Before starting training, I decided to take advantage of Pavlov and I am in the process of conditioning both a special collar for Petey, and a special article of clothing for me. I won the collar at a raffle at Whattapup’s opening party. It’s made by The Hydrant, which is a Toronto-based collar/leash manufacturer. For me, I bought an inexpensive zip-up vest from Mountain Equipment Co-op to use as a poor-man’s training vest. I’ve just been putting on the collar, and putting on the vest, and feeding or training Petey.

Petey’s working collar by The Hydrant

The first “unofficial” training day was on Friday evening when I took Petey to Whattapup’s  training hall, as Mirkka had planned to do some training with our fellow trainer-friend Nancy after classes had ended for the night.

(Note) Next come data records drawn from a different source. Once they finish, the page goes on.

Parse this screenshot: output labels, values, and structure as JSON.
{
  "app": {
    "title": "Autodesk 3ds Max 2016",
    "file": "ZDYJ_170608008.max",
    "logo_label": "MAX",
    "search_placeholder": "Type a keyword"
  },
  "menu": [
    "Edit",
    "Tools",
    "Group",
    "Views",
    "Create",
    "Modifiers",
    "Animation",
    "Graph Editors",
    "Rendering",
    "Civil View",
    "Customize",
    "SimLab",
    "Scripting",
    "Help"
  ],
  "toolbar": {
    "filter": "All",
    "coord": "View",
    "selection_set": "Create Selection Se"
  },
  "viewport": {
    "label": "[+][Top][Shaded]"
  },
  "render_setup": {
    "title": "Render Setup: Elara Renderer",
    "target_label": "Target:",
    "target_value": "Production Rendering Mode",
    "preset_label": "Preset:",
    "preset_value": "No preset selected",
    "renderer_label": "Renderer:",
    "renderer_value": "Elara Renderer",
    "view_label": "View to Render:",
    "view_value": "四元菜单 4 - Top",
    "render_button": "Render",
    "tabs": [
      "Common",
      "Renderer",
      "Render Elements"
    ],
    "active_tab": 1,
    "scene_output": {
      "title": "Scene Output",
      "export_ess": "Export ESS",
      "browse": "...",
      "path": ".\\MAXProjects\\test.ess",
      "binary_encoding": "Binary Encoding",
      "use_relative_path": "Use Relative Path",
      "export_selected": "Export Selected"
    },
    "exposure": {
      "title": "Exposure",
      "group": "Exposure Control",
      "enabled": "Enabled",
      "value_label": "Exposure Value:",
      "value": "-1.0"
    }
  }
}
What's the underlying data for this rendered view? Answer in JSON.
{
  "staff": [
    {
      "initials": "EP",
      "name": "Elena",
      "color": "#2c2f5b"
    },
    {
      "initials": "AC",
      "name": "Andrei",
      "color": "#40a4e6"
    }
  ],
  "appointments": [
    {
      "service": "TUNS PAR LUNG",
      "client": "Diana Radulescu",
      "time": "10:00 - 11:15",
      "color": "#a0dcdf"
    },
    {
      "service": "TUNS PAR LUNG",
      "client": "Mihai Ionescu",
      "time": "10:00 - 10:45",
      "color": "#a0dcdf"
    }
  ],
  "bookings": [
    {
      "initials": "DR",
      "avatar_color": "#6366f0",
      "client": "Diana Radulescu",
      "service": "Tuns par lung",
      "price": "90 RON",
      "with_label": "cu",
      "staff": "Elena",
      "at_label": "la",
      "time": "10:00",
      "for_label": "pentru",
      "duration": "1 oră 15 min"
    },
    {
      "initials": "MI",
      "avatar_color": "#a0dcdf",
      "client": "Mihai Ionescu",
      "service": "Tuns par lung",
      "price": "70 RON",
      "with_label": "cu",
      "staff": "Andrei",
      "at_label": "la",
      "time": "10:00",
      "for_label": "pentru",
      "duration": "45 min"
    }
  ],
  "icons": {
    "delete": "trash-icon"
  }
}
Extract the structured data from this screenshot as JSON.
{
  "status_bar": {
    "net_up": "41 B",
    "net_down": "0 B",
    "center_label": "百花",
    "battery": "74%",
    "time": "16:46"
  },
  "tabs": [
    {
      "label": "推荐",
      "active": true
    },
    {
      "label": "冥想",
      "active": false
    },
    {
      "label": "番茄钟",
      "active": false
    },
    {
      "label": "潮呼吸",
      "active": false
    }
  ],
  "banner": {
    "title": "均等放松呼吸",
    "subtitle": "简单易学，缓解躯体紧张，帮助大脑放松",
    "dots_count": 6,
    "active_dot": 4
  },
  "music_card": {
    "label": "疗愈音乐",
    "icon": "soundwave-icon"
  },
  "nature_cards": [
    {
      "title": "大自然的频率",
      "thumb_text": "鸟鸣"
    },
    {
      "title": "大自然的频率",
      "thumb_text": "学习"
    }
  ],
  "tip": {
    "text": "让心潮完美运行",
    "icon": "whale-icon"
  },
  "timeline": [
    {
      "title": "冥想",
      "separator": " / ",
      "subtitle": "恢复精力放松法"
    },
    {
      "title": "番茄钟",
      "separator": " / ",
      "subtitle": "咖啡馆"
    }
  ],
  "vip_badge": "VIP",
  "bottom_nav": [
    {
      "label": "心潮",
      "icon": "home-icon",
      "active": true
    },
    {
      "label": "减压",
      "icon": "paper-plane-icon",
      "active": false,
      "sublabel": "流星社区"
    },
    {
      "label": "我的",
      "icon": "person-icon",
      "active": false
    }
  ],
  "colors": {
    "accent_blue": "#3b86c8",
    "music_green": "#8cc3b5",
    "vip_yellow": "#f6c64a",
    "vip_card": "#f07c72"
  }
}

Check – in a new indoor environment, with dogs milling about and even wrestling, he was focused and worked just as well as when at When Hounds Fly.

This evening was the first “official” training day where I worked on three behaviours primarily.

  1. Front – Just getting it reasonably straight and reasonably close, with a finger point to crotch as the cue
  2. Finish Left – Just getting it reasonably straight and tight with a verbal cue plus either the shoulder lean or left hand swing
  3. Heel – Working on building duration and around and over various articles (I scattered treats on the floor and left novel items around)

So far so good! I look forward to blogging more in this mini-series all the way up to the trial itself.